* [Task directions]
Whenever the string "Account" turns up in a line below, that line should be copied.

Items listed in a dataset:
━━━━━━━━━━
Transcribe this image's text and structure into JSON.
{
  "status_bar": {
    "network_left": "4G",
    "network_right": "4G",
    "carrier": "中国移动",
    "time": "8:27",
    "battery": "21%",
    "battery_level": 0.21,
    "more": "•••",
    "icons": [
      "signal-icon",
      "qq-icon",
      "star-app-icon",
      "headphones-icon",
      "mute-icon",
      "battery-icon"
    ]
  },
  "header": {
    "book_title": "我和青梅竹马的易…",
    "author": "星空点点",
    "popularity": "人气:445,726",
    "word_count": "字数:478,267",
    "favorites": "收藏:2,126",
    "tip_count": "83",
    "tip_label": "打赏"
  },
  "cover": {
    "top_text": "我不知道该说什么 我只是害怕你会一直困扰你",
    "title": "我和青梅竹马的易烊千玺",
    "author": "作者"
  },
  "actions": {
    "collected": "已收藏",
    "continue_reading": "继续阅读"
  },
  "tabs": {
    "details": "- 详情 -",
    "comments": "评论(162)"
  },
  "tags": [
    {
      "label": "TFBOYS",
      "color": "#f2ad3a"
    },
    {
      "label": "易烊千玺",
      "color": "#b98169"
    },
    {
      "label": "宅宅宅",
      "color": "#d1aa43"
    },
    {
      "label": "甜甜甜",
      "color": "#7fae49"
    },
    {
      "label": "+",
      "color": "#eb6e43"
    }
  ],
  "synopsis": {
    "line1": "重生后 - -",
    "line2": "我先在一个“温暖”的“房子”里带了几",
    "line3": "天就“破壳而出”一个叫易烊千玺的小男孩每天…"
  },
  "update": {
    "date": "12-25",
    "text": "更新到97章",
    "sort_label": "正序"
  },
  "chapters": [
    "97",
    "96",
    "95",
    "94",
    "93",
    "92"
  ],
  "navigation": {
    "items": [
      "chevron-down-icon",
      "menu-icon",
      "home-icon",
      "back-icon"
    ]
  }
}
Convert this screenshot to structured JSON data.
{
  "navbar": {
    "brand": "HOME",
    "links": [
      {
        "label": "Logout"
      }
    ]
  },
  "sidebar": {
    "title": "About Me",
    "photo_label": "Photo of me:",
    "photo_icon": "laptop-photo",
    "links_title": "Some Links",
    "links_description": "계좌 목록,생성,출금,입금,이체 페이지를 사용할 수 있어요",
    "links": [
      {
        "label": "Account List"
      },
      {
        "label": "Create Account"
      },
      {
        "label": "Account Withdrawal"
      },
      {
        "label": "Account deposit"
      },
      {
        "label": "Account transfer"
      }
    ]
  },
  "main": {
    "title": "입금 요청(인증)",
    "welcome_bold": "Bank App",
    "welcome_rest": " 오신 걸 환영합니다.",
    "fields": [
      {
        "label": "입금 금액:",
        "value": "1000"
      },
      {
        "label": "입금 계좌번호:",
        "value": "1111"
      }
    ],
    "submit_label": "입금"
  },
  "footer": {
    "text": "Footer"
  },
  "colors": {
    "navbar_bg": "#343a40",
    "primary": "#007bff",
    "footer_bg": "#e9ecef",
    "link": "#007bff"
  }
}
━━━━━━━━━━
* [The completed task]
        "label": "Account List"
        "label": "Create Account"
        "label": "Account Withdrawal"
        "label": "Account deposit"
        "label": "Account transfer"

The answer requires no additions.